Ministers plan changes to debt arrangement scheme

Rubber stamp marked "past due"
Image caption Ministers say the change will save people money by freezing debt interest and charges earlier

The Scottish government has announced plans to alter its debt management scheme to help Scots struggling with their finances.

Ministers said changes to the Debt Arrangement Scheme (Das) would freeze interest and charges at an earlier stage.

Das helps people pay off their debts over an extended period while giving them protection from creditors.

Nearly 4,000 people have already used Das in the current financial year.

Enterprise Minister Fergus Ewing said the changes would freeze interest and charges from the time a debtor's application is submitted to their creditors.

It would also alter the rules on payment holidays, taking into account changes in personal circumstances.

During a debate at Holyrood, Mr Ewing said: "In practice this could protect the debtor from as much as two or three additional interest charges.

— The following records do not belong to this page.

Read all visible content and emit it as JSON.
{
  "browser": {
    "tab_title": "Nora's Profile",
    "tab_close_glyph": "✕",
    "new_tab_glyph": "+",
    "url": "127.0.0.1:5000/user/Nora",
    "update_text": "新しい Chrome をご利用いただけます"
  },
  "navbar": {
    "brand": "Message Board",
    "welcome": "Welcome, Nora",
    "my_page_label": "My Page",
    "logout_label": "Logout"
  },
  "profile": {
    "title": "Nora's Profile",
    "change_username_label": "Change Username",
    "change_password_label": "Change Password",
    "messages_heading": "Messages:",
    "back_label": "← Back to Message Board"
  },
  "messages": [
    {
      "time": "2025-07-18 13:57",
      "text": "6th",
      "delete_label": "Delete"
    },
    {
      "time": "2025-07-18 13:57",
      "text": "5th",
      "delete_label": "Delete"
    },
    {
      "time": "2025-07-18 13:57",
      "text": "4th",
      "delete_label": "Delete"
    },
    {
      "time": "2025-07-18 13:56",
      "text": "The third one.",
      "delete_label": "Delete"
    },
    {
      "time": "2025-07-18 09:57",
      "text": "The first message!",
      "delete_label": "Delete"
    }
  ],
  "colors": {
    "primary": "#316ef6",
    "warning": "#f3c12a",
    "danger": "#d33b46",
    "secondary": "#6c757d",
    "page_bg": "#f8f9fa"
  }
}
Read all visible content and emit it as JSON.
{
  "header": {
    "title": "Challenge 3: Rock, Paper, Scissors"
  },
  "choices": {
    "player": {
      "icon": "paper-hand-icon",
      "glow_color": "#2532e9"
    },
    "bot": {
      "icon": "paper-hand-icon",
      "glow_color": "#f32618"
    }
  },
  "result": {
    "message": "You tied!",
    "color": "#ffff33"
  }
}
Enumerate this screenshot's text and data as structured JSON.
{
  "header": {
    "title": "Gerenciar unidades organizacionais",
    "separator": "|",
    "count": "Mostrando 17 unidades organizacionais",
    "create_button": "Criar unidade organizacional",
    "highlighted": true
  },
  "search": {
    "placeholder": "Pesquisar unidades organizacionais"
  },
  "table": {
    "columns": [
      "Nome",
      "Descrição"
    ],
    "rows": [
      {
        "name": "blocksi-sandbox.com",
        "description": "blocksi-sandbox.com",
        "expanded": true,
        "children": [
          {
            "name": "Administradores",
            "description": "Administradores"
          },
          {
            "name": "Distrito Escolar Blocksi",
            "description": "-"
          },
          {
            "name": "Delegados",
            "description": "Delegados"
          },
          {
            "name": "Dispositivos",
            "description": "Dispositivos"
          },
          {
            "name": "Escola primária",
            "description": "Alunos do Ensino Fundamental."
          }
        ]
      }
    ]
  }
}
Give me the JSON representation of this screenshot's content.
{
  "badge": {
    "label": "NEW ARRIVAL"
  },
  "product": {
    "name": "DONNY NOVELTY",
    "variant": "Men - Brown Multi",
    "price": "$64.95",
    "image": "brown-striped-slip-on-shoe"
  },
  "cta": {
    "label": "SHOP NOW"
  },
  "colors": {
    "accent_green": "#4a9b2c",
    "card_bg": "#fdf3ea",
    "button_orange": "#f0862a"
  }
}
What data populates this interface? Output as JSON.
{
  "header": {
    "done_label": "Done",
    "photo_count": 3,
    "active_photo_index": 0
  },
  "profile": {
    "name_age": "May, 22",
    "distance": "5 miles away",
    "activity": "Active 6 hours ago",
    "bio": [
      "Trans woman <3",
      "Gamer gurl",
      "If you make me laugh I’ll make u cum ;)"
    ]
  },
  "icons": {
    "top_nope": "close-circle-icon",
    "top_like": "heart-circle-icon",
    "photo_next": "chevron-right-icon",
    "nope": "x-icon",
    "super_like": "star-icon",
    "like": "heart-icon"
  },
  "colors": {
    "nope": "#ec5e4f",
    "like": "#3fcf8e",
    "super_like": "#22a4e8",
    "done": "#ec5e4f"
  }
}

"That may not sound much, but it is two or three months when the debtor will be worried sick about the interest which is mounting."

The changes are expected to come into force before the summer.

A report commissioned by Consumer Focus has shown an increase in the use of so-called payday loans, with 1.2 million adults in the UK taking out an estimated 4.1 million loans in 2009, worth £1.2bn.

Mr Ewing said some of these loans charged interest that could accrue at a rate of up to 4,000% APR.

Payday loans

Debt charity StepChange welcomed the government's move, saying it had seen a "dramatic" rise in the number of people in Scotland seeking help with payday loans.

Sharon Bell, head of StepChange Scotland, said: "We welcome the fact that the Scottish government recognises payday loans can be a problem and is taking some action.

"The dramatic rise in problem payday loan debt in Scotland is alarming as this type of debt is expensive and can quickly spiral out of control.

"It's crucial that anyone struggling to repay what they owe at the end of the month doesn't just roll their loan over and rack up very high charges, but takes control and seeks advice from a debt charity instead."

More on this story

Related Internet links

The BBC is not responsible for the content of external Internet sites